1787 — Christoph Willibald Gluck dies

Most famous for his operas, Gluck was an Austrian who first came to prominence as a composer in Italy. Later, he moved to Paris, where his works came to synthesise elements of the Italian and French operatic styles, invigorating the form. One of the most important elements of his approach was to diminish the importance of the singers in favour of a greater concentration on the actual story being related.

His most famous opera is probably Orfeo ed Euridice, first performed in 1762, which showed early moves in his reformist direction. Later works, such as Alceste (1767) and Paride ed Elena (1770), were even more innovative. At the time of his death, Gluck had created 35 full-length operas, plus a number of shorter works and ballets.

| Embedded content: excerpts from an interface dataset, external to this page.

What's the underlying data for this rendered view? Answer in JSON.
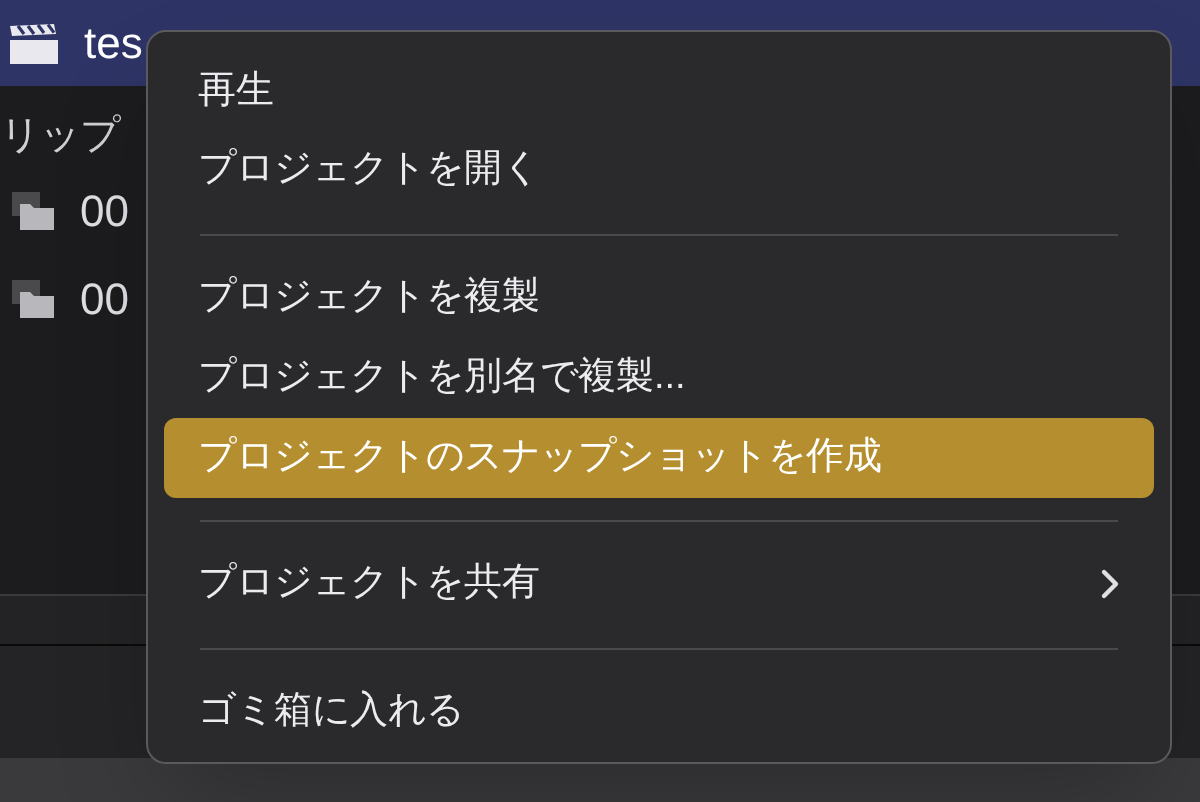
{
  "header": {
    "title": "tes"
  },
  "sidebar": {
    "heading": "リップ",
    "items": [
      {
        "label": "00"
      },
      {
        "label": "00"
      }
    ]
  },
  "menu": {
    "items": [
      {
        "kind": "item",
        "label": "再生",
        "selected": false,
        "submenu": false
      },
      {
        "kind": "item",
        "label": "プロジェクトを開く",
        "selected": false,
        "submenu": false
      },
      {
        "kind": "separator"
      },
      {
        "kind": "item",
        "label": "プロジェクトを複製",
        "selected": false,
        "submenu": false
      },
      {
        "kind": "item",
        "label": "プロジェクトを別名で複製...",
        "selected": false,
        "submenu": false
      },
      {
        "kind": "item",
        "label": "プロジェクトのスナップショットを作成",
        "selected": true,
        "submenu": false
      },
      {
        "kind": "separator"
      },
      {
        "kind": "item",
        "label": "プロジェクトを共有",
        "selected": false,
        "submenu": true
      },
      {
        "kind": "separator"
      },
      {
        "kind": "item",
        "label": "ゴミ箱に入れる",
        "selected": false,
        "submenu": false
      }
    ]
  }
}
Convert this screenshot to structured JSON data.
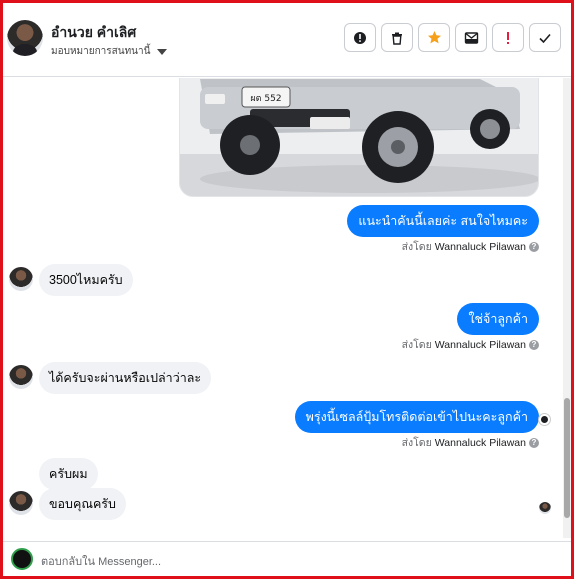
{
  "header": {
    "name": "อำนวย คำเลิศ",
    "assign_label": "มอบหมายการสนทนานี้",
    "actions": [
      {
        "name": "alert-circle-icon",
        "glyph": "!"
      },
      {
        "name": "trash-icon",
        "glyph": "🗑"
      },
      {
        "name": "star-icon",
        "glyph": "★"
      },
      {
        "name": "archive-mail-icon",
        "glyph": "✉"
      },
      {
        "name": "mark-spam-icon",
        "glyph": "!"
      },
      {
        "name": "check-icon",
        "glyph": "✓"
      }
    ]
  },
  "messages": {
    "m1": "แนะนำคันนี้เลยค่ะ สนใจไหมคะ",
    "m2": "3500ไหมครับ",
    "m3": "ใช่จ้าลูกค้า",
    "m4": "ได้ครับจะผ่านหรือเปล่าว่าละ",
    "m5": "พรุ่งนี้เซลล์ปุ้มโทรติดต่อเข้าไปนะคะลูกค้า",
    "m6": "ครับผม",
    "m7": "ขอบคุณครับ"
  },
  "sent_by": {
    "prefix": "ส่งโดย",
    "agent": "Wannaluck Pilawan"
  },
  "car_image": {
    "plate": "ผต 552"
  },
  "composer": {
    "placeholder": "ตอบกลับใน Messenger..."
  },
  "colors": {
    "outgoing": "#0a7cff",
    "incoming": "#f0f2f5",
    "frame": "#e0101a",
    "star": "#f7a11a",
    "spam": "#e41e3f"
  }
}
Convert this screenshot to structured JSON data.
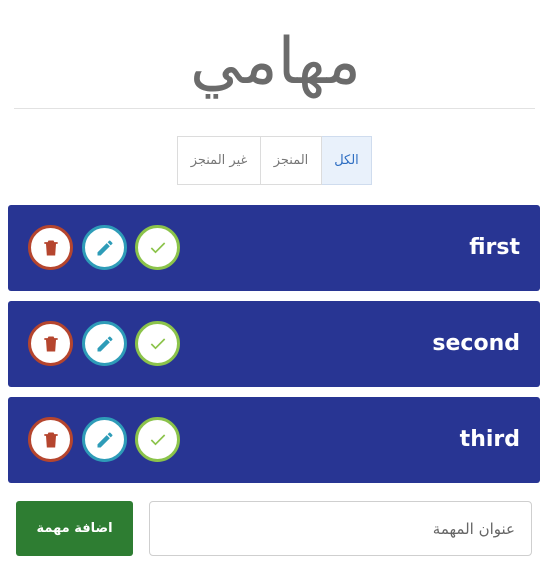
{
  "header": {
    "title": "مهامي"
  },
  "filters": [
    {
      "label": "الكل",
      "active": true
    },
    {
      "label": "المنجز",
      "active": false
    },
    {
      "label": "غير المنجز",
      "active": false
    }
  ],
  "tasks": [
    {
      "title": "first"
    },
    {
      "title": "second"
    },
    {
      "title": "third"
    }
  ],
  "form": {
    "add_label": "اضافة مهمة",
    "input_placeholder": "عنوان المهمة",
    "input_value": ""
  },
  "colors": {
    "task_bg": "#283593",
    "delete": "#b5452e",
    "edit": "#2e9cb8",
    "done": "#8bc34a",
    "add_button": "#2e7d32",
    "active_filter_text": "#2e6ec2"
  },
  "icons": {
    "delete": "trash-icon",
    "edit": "pencil-icon",
    "done": "check-icon"
  }
}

The composer most directly influenced by him was probably Antonio Salieri, but his reach is great – Mozart, Berlioz and Wagner, among others, all cited him as an influence on their work.

Referenced in:

Decomposing Composers — Monty Python

1793 – Mason and Dixon arrive in Philadelphia

Charles Mason and Jeremiah Dixon were a pair of English astronomers who were hired by Thomas Penn and Frederick Calvert, respectively the proprietors of Pennsylvania and Maryland, to resolve a boundary dispute between the two colonies in 1763. The two had worked together for two years before that, Dixon serving as Mason’s assistant.

The survey took three years to complete – and the pair remained in America for another two years after that, being admitted to the American Society for Promoting Useful Knowledge, in 1768, before they left American in the same way they had entered it: via Philadelphia.

Referenced in:

Sailing To Philadelphia — Mark Knopfler

1966 – The first documented sighting of the West Virginia Mothman takes place

On November 15, 1966, two young couples from Point Pleasant, West Virginia were out for a pleasant drive. Steve and Mary Mallette and Roger and Linda Scarberry later told police that they saw a large white creature whose eyes “glowed red” when the car headlights picked it up. They described it as a large flying man with ten-foot wings following their car.

Unknown to them, five others had sighted the creature three days earlier, but theirs was the first account to make the news, appearing in the Point Pleasant Register the following day. Over the next month, the creature, now called ‘the Mothman’, was sighted several more times, but after the collapse of a nearby bridge and the resulting deaths of 46 people, sightings dried up for a time – a fact that led many to speculate that the Mothman was a harbinger or prophet of the event.

Referenced in:
Sleestak Lightning — Clutch